PROBLEM STATEMENT: If an entry below holds a picture, leave the picture out and print the rest exactly.

RECORDED INFORMATION:
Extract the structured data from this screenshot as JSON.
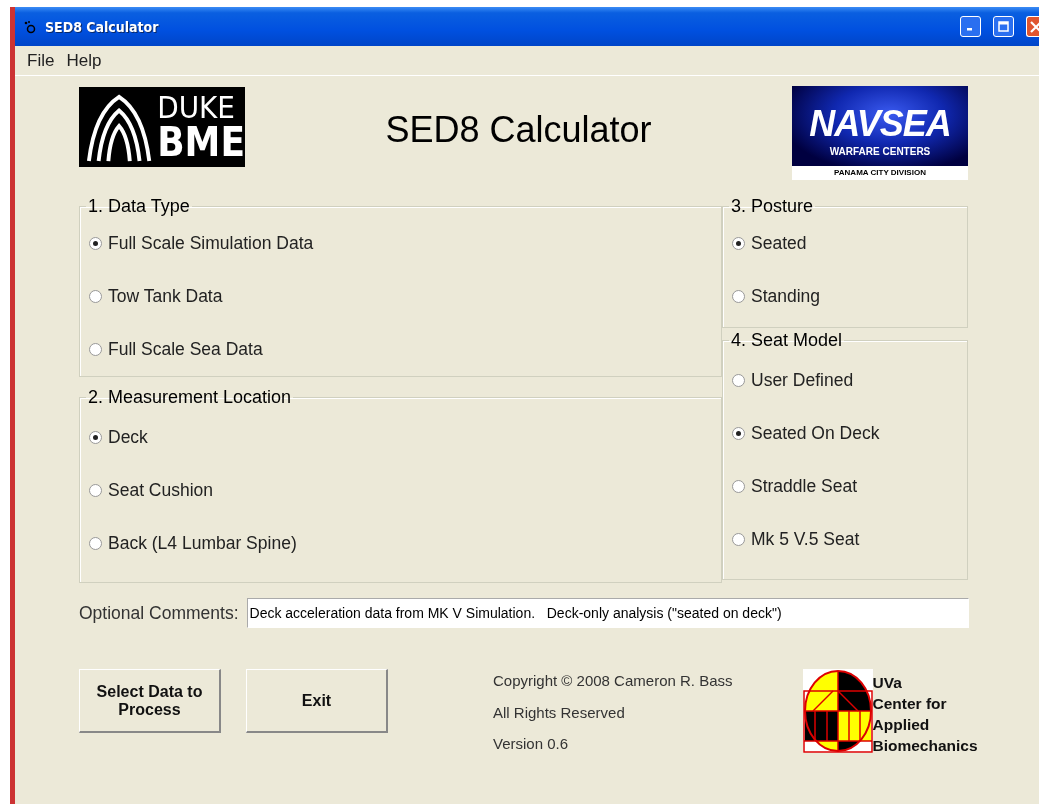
{
  "window": {
    "title": "SED8 Calculator"
  },
  "menu": [
    {
      "label": "File"
    },
    {
      "label": "Help"
    }
  ],
  "header": {
    "left_logo": {
      "lines": [
        "DUKE",
        "BME"
      ]
    },
    "title": "SED8 Calculator",
    "right_logo": {
      "name": "NAVSEA",
      "subtitle": "WARFARE CENTERS",
      "division": "PANAMA CITY DIVISION"
    }
  },
  "panels": {
    "left": [
      {
        "title": "1. Data Type",
        "options": [
          {
            "label": "Full Scale Simulation Data",
            "selected": true
          },
          {
            "label": "Tow Tank Data",
            "selected": false
          },
          {
            "label": "Full Scale Sea Data",
            "selected": false
          }
        ]
      },
      {
        "title": "2. Measurement Location",
        "options": [
          {
            "label": "Deck",
            "selected": true
          },
          {
            "label": "Seat Cushion",
            "selected": false
          },
          {
            "label": "Back (L4 Lumbar Spine)",
            "selected": false
          }
        ]
      }
    ],
    "right": [
      {
        "title": "3. Posture",
        "options": [
          {
            "label": "Seated",
            "selected": true
          },
          {
            "label": "Standing",
            "selected": false
          }
        ]
      },
      {
        "title": "4. Seat Model",
        "options": [
          {
            "label": "User Defined",
            "selected": false
          },
          {
            "label": "Seated On Deck",
            "selected": true
          },
          {
            "label": "Straddle Seat",
            "selected": false
          },
          {
            "label": "Mk 5 V.5 Seat",
            "selected": false
          }
        ]
      }
    ]
  },
  "comments": {
    "label": "Optional Comments:",
    "value": "Deck acceleration data from MK V Simulation.   Deck-only analysis (\"seated on deck\")"
  },
  "buttons": [
    {
      "label": "Select Data to Process"
    },
    {
      "label": "Exit"
    }
  ],
  "credits": [
    "Copyright © 2008 Cameron R. Bass",
    "All Rights Reserved",
    "Version 0.6"
  ],
  "lab": {
    "lines": [
      "UVa",
      "Center for",
      "Applied",
      "Biomechanics"
    ]
  }
}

WRITTEN ANSWER:
Extract the structured data from this screenshot as JSON.
{
  "window": {
    "title": "SED8 Calculator"
  },
  "menu": [
    {
      "label": "File"
    },
    {
      "label": "Help"
    }
  ],
  "header": {
    "left_logo": {
      "lines": [
        "DUKE",
        "BME"
      ]
    },
    "title": "SED8 Calculator",
    "right_logo": {
      "name": "NAVSEA",
      "subtitle": "WARFARE CENTERS",
      "division": "PANAMA CITY DIVISION"
    }
  },
  "panels": {
    "left": [
      {
        "title": "1. Data Type",
        "options": [
          {
            "label": "Full Scale Simulation Data",
            "selected": true
          },
          {
            "label": "Tow Tank Data",
            "selected": false
          },
          {
            "label": "Full Scale Sea Data",
            "selected": false
          }
        ]
      },
      {
        "title": "2. Measurement Location",
        "options": [
          {
            "label": "Deck",
            "selected": true
          },
          {
            "label": "Seat Cushion",
            "selected": false
          },
          {
            "label": "Back (L4 Lumbar Spine)",
            "selected": false
          }
        ]
      }
    ],
    "right": [
      {
        "title": "3. Posture",
        "options": [
          {
            "label": "Seated",
            "selected": true
          },
          {
            "label": "Standing",
            "selected": false
          }
        ]
      },
      {
        "title": "4. Seat Model",
        "options": [
          {
            "label": "User Defined",
            "selected": false
          },
          {
            "label": "Seated On Deck",
            "selected": true
          },
          {
            "label": "Straddle Seat",
            "selected": false
          },
          {
            "label": "Mk 5 V.5 Seat",
            "selected": false
          }
        ]
      }
    ]
  },
  "comments": {
    "label": "Optional Comments:",
    "value": "Deck acceleration data from MK V Simulation.   Deck-only analysis (\"seated on deck\")"
  },
  "buttons": [
    {
      "label": "Select Data to Process"
    },
    {
      "label": "Exit"
    }
  ],
  "credits": [
    "Copyright © 2008 Cameron R. Bass",
    "All Rights Reserved",
    "Version 0.6"
  ],
  "lab": {
    "lines": [
      "UVa",
      "Center for",
      "Applied",
      "Biomechanics"
    ]
  }
}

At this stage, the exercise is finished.